Task requirements
In full and without alteration, print the records below, minus any images.

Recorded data
————————

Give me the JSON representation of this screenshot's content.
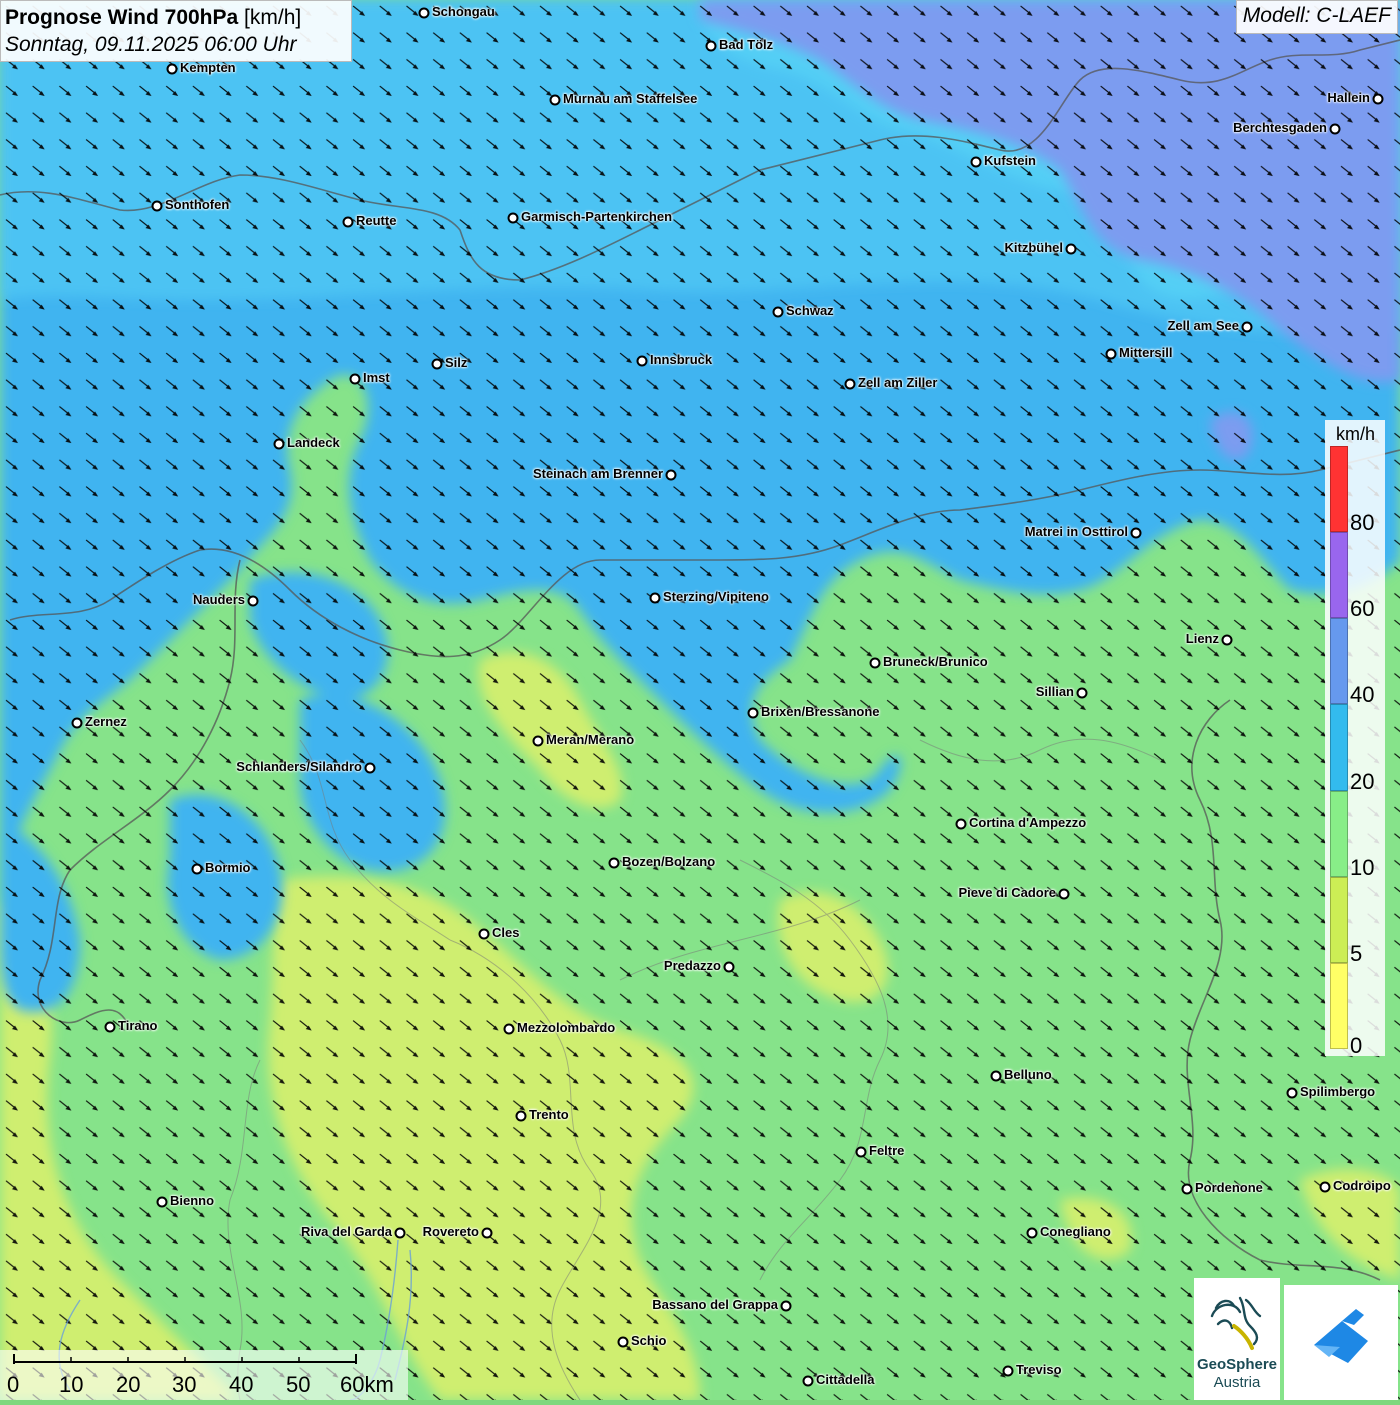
{
  "header": {
    "title_bold": "Prognose Wind 700hPa",
    "title_unit": "[km/h]",
    "subtitle": "Sonntag, 09.11.2025 06:00 Uhr",
    "model": "Modell: C-LAEF"
  },
  "legend": {
    "unit": "km/h",
    "labels": [
      "80",
      "60",
      "40",
      "20",
      "10",
      "5",
      "0"
    ],
    "colors": [
      "#ff3333",
      "#9966ee",
      "#6699ee",
      "#33bbee",
      "#88ee88",
      "#ccee55",
      "#ffff66"
    ]
  },
  "scale": {
    "labels": [
      "0",
      "10",
      "20",
      "30",
      "40",
      "50",
      "60km"
    ]
  },
  "logos": {
    "geosphere_line1": "GeoSphere",
    "geosphere_line2": "Austria"
  },
  "colors": {
    "high": "#7b9cf0",
    "mid": "#3fb4f0",
    "cyan": "#55d0f5",
    "low": "#86e38a",
    "lowest": "#cfee70"
  },
  "cities": [
    {
      "name": "Schongau",
      "side": "right"
    },
    {
      "name": "Bad Tölz",
      "side": "right"
    },
    {
      "name": "Kempten",
      "side": "right"
    },
    {
      "name": "Murnau am Staffelsee",
      "side": "right"
    },
    {
      "name": "Hallein",
      "side": "left"
    },
    {
      "name": "Berchtesgaden",
      "side": "left"
    },
    {
      "name": "Kufstein",
      "side": "right"
    },
    {
      "name": "Sonthofen",
      "side": "right"
    },
    {
      "name": "Reutte",
      "side": "right"
    },
    {
      "name": "Garmisch-Partenkirchen",
      "side": "right"
    },
    {
      "name": "Kitzbühel",
      "side": "left"
    },
    {
      "name": "Schwaz",
      "side": "right"
    },
    {
      "name": "Zell am See",
      "side": "left"
    },
    {
      "name": "Silz",
      "side": "right"
    },
    {
      "name": "Innsbruck",
      "side": "right"
    },
    {
      "name": "Mittersill",
      "side": "right"
    },
    {
      "name": "Imst",
      "side": "right"
    },
    {
      "name": "Zell am Ziller",
      "side": "right"
    },
    {
      "name": "Landeck",
      "side": "right"
    },
    {
      "name": "Steinach am Brenner",
      "side": "left"
    },
    {
      "name": "Matrei in Osttirol",
      "side": "left"
    },
    {
      "name": "Nauders",
      "side": "left"
    },
    {
      "name": "Sterzing/Vipiteno",
      "side": "right"
    },
    {
      "name": "Lienz",
      "side": "left"
    },
    {
      "name": "Bruneck/Brunico",
      "side": "right"
    },
    {
      "name": "Sillian",
      "side": "left"
    },
    {
      "name": "Brixen/Bressanone",
      "side": "right"
    },
    {
      "name": "Zernez",
      "side": "right"
    },
    {
      "name": "Meran/Merano",
      "side": "right"
    },
    {
      "name": "Schlanders/Silandro",
      "side": "left"
    },
    {
      "name": "Cortina d'Ampezzo",
      "side": "right"
    },
    {
      "name": "Bozen/Bolzano",
      "side": "right"
    },
    {
      "name": "Bormio",
      "side": "right"
    },
    {
      "name": "Pieve di Cadore",
      "side": "left"
    },
    {
      "name": "Cles",
      "side": "right"
    },
    {
      "name": "Predazzo",
      "side": "left"
    },
    {
      "name": "Tirano",
      "side": "right"
    },
    {
      "name": "Mezzolombardo",
      "side": "right"
    },
    {
      "name": "Belluno",
      "side": "right"
    },
    {
      "name": "Spilimbergo",
      "side": "right"
    },
    {
      "name": "Trento",
      "side": "right"
    },
    {
      "name": "Feltre",
      "side": "right"
    },
    {
      "name": "Pordenone",
      "side": "right"
    },
    {
      "name": "Codroipo",
      "side": "right"
    },
    {
      "name": "Bienno",
      "side": "right"
    },
    {
      "name": "Riva del Garda",
      "side": "left"
    },
    {
      "name": "Rovereto",
      "side": "left"
    },
    {
      "name": "Conegliano",
      "side": "right"
    },
    {
      "name": "Bassano del Grappa",
      "side": "left"
    },
    {
      "name": "Schio",
      "side": "right"
    },
    {
      "name": "Treviso",
      "side": "right"
    },
    {
      "name": "Cittadella",
      "side": "right"
    }
  ]
}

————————

Output below
Give me the JSON representation of this screenshot's content.
{
  "header": {
    "title_bold": "Prognose Wind 700hPa",
    "title_unit": "[km/h]",
    "subtitle": "Sonntag, 09.11.2025 06:00 Uhr",
    "model": "Modell: C-LAEF"
  },
  "legend": {
    "unit": "km/h",
    "labels": [
      "80",
      "60",
      "40",
      "20",
      "10",
      "5",
      "0"
    ],
    "colors": [
      "#ff3333",
      "#9966ee",
      "#6699ee",
      "#33bbee",
      "#88ee88",
      "#ccee55",
      "#ffff66"
    ]
  },
  "scale": {
    "labels": [
      "0",
      "10",
      "20",
      "30",
      "40",
      "50",
      "60km"
    ]
  },
  "logos": {
    "geosphere_line1": "GeoSphere",
    "geosphere_line2": "Austria"
  },
  "colors": {
    "high": "#7b9cf0",
    "mid": "#3fb4f0",
    "cyan": "#55d0f5",
    "low": "#86e38a",
    "lowest": "#cfee70"
  },
  "cities": [
    {
      "name": "Schongau",
      "side": "right"
    },
    {
      "name": "Bad Tölz",
      "side": "right"
    },
    {
      "name": "Kempten",
      "side": "right"
    },
    {
      "name": "Murnau am Staffelsee",
      "side": "right"
    },
    {
      "name": "Hallein",
      "side": "left"
    },
    {
      "name": "Berchtesgaden",
      "side": "left"
    },
    {
      "name": "Kufstein",
      "side": "right"
    },
    {
      "name": "Sonthofen",
      "side": "right"
    },
    {
      "name": "Reutte",
      "side": "right"
    },
    {
      "name": "Garmisch-Partenkirchen",
      "side": "right"
    },
    {
      "name": "Kitzbühel",
      "side": "left"
    },
    {
      "name": "Schwaz",
      "side": "right"
    },
    {
      "name": "Zell am See",
      "side": "left"
    },
    {
      "name": "Silz",
      "side": "right"
    },
    {
      "name": "Innsbruck",
      "side": "right"
    },
    {
      "name": "Mittersill",
      "side": "right"
    },
    {
      "name": "Imst",
      "side": "right"
    },
    {
      "name": "Zell am Ziller",
      "side": "right"
    },
    {
      "name": "Landeck",
      "side": "right"
    },
    {
      "name": "Steinach am Brenner",
      "side": "left"
    },
    {
      "name": "Matrei in Osttirol",
      "side": "left"
    },
    {
      "name": "Nauders",
      "side": "left"
    },
    {
      "name": "Sterzing/Vipiteno",
      "side": "right"
    },
    {
      "name": "Lienz",
      "side": "left"
    },
    {
      "name": "Bruneck/Brunico",
      "side": "right"
    },
    {
      "name": "Sillian",
      "side": "left"
    },
    {
      "name": "Brixen/Bressanone",
      "side": "right"
    },
    {
      "name": "Zernez",
      "side": "right"
    },
    {
      "name": "Meran/Merano",
      "side": "right"
    },
    {
      "name": "Schlanders/Silandro",
      "side": "left"
    },
    {
      "name": "Cortina d'Ampezzo",
      "side": "right"
    },
    {
      "name": "Bozen/Bolzano",
      "side": "right"
    },
    {
      "name": "Bormio",
      "side": "right"
    },
    {
      "name": "Pieve di Cadore",
      "side": "left"
    },
    {
      "name": "Cles",
      "side": "right"
    },
    {
      "name": "Predazzo",
      "side": "left"
    },
    {
      "name": "Tirano",
      "side": "right"
    },
    {
      "name": "Mezzolombardo",
      "side": "right"
    },
    {
      "name": "Belluno",
      "side": "right"
    },
    {
      "name": "Spilimbergo",
      "side": "right"
    },
    {
      "name": "Trento",
      "side": "right"
    },
    {
      "name": "Feltre",
      "side": "right"
    },
    {
      "name": "Pordenone",
      "side": "right"
    },
    {
      "name": "Codroipo",
      "side": "right"
    },
    {
      "name": "Bienno",
      "side": "right"
    },
    {
      "name": "Riva del Garda",
      "side": "left"
    },
    {
      "name": "Rovereto",
      "side": "left"
    },
    {
      "name": "Conegliano",
      "side": "right"
    },
    {
      "name": "Bassano del Grappa",
      "side": "left"
    },
    {
      "name": "Schio",
      "side": "right"
    },
    {
      "name": "Treviso",
      "side": "right"
    },
    {
      "name": "Cittadella",
      "side": "right"
    }
  ]
}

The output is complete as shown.